Việt Nam is working to develop a system of modern agricultural product supply centres to promote the consumption of farm produce, enhance food safety and hygiene, and improve the competitive edge of Vietnamese goods.
The Ministry of Agriculture and Rural Development aims to restructure the entire chain of production, procession and distribution of agricultural products.
The centres will improve connections between production and distribution activities that will enhance efficiency, increase consumption of agricultural products, and ensure quality.
The products entering the centres will be controlled and have traceable origins to ensure quality, and there will be classification and packaging of products according to recognised standards.
In particular, a trading floor with information about market prices in many countries and integrated payment services will be created to offer favourable conditions for businesses.
Minister of Agriculture and Rural Development Nguyễn Xuân Cường said that the country’s agriculture lacks effective productivity because most farms are small, exposing the sector to threats of loss and crop failure, especially under climate change.
Besides shrimp, catfish and milk, most agricultural products have very short value chains, he said. Farmers are the most vulnerable as production still depends heavily on weather conditions while infrastructure remains limited.
In the context of global integration, more public-private partnerships are needed to develop financial resources for a complete agricultural management ecosystem that would satisfy food demand of the country’s citizens but also the international market, Cường said.
“Việt Nam has to continue agricultural restructuring, and must focus on products in which the country has comparative advantages. Innovation and international cooperation need to be enhanced,” he said.
Ousmane Dione, country director for World Bank Việt Nam, has raised concerns over quality and sustainability of Việt Nam’s agricultural growth, saying that profits earned by small households were low and post-harvest losses were considerable. Food quality and safety have not been ensured, hindering the country’s agriculture sector from expansion.

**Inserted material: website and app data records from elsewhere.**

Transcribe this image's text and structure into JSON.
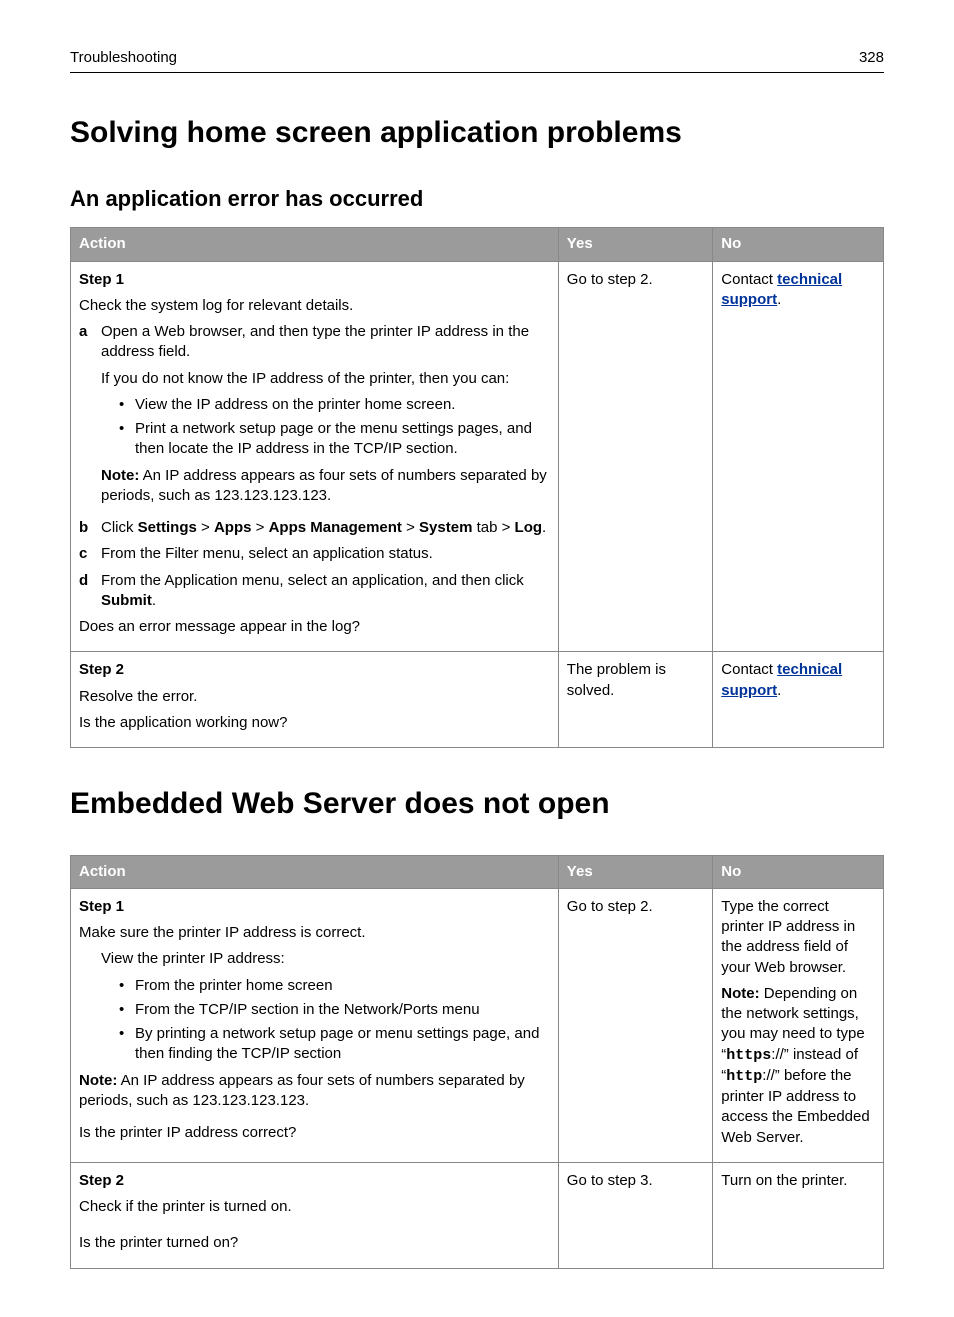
{
  "header": {
    "section": "Troubleshooting",
    "page": "328"
  },
  "h1_a": "Solving home screen application problems",
  "h2_a": "An application error has occurred",
  "th": {
    "action": "Action",
    "yes": "Yes",
    "no": "No"
  },
  "t1": {
    "r1": {
      "step": "Step 1",
      "intro": "Check the system log for relevant details.",
      "a_1": "Open a Web browser, and then type the printer IP address in the address field.",
      "a_if": "If you do not know the IP address of the printer, then you can:",
      "a_b1": "View the IP address on the printer home screen.",
      "a_b2": "Print a network setup page or the menu settings pages, and then locate the IP address in the TCP/IP section.",
      "a_note_b": "Note:",
      "a_note": " An IP address appears as four sets of numbers separated by periods, such as 123.123.123.123.",
      "b": {
        "pre": "Click ",
        "s1": "Settings",
        "s2": "Apps",
        "s3": "Apps Management",
        "s4": "System",
        "mid": " tab > ",
        "s5": "Log",
        "gt": " > ",
        "post": "."
      },
      "c": "From the Filter menu, select an application status.",
      "d_pre": "From the Application menu, select an application, and then click ",
      "d_b": "Submit",
      "d_post": ".",
      "q": "Does an error message appear in the log?",
      "yes": "Go to step 2.",
      "no_pre": "Contact ",
      "no_link": "technical support",
      "no_post": "."
    },
    "r2": {
      "step": "Step 2",
      "l1": "Resolve the error.",
      "q": "Is the application working now?",
      "yes": "The problem is solved.",
      "no_pre": "Contact ",
      "no_link": "technical support",
      "no_post": "."
    }
  },
  "h1_b": "Embedded Web Server does not open",
  "t2": {
    "r1": {
      "step": "Step 1",
      "l1": "Make sure the printer IP address is correct.",
      "l2": "View the printer IP address:",
      "b1": "From the printer home screen",
      "b2": "From the TCP/IP section in the Network/Ports menu",
      "b3": "By printing a network setup page or menu settings page, and then finding the TCP/IP section",
      "note_b": "Note:",
      "note": " An IP address appears as four sets of numbers separated by periods, such as 123.123.123.123.",
      "q": "Is the printer IP address correct?",
      "yes": "Go to step 2.",
      "no_p1": "Type the correct printer IP address in the address field of your Web browser.",
      "no_nb": "Note:",
      "no_t1": " Depending on the network settings, you may need to type “",
      "no_m1": "https",
      "no_t2": "://” instead of “",
      "no_m2": "http",
      "no_t3": "://” before the printer IP address to access the Embedded Web Server."
    },
    "r2": {
      "step": "Step 2",
      "l1": "Check if the printer is turned on.",
      "q": "Is the printer turned on?",
      "yes": "Go to step 3.",
      "no": "Turn on the printer."
    }
  }
}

He recommended that Việt Nam strengthen ties among stakeholders and provinces in planning of production areas and improve trade promotions as well as productivity.
Dependence on China
From 2009 to 2018, Việt Nam’s agricultural export market expanded from 72 countries to 200 countries, with annual turnover of US$40 billion.
However, about 40 per cent of the total value of agricultural exports are to China, with more than 70 per cent of vegetables exported to China.
Because of the heavy dependence on the Chinese market, the agricultural sector has faced difficulties during the COVID-19 epidemic because of sluggish trade conditions.
Apart from that, the agricultural export sector also suffers from a deficiency of market information, lack of strict control of food safety and hygiene, and unclear origin of goods.
In terms of total export value, Vietnamese agricultural products’ export prices are low, even though they are among the world’s leaders in terms of output such as pepper, cashew, shrimp, catfish, coffee and rice.
Pepper exports rank first in the world, but the export price of pepper ranks only eighth; cashew is also first in the world, but the price ranks sixth; rice and coffee are second and third in the world, but the export prices are only 10th, according to the Ministry of Agriculture and Rural Development.
Source: Vietnam News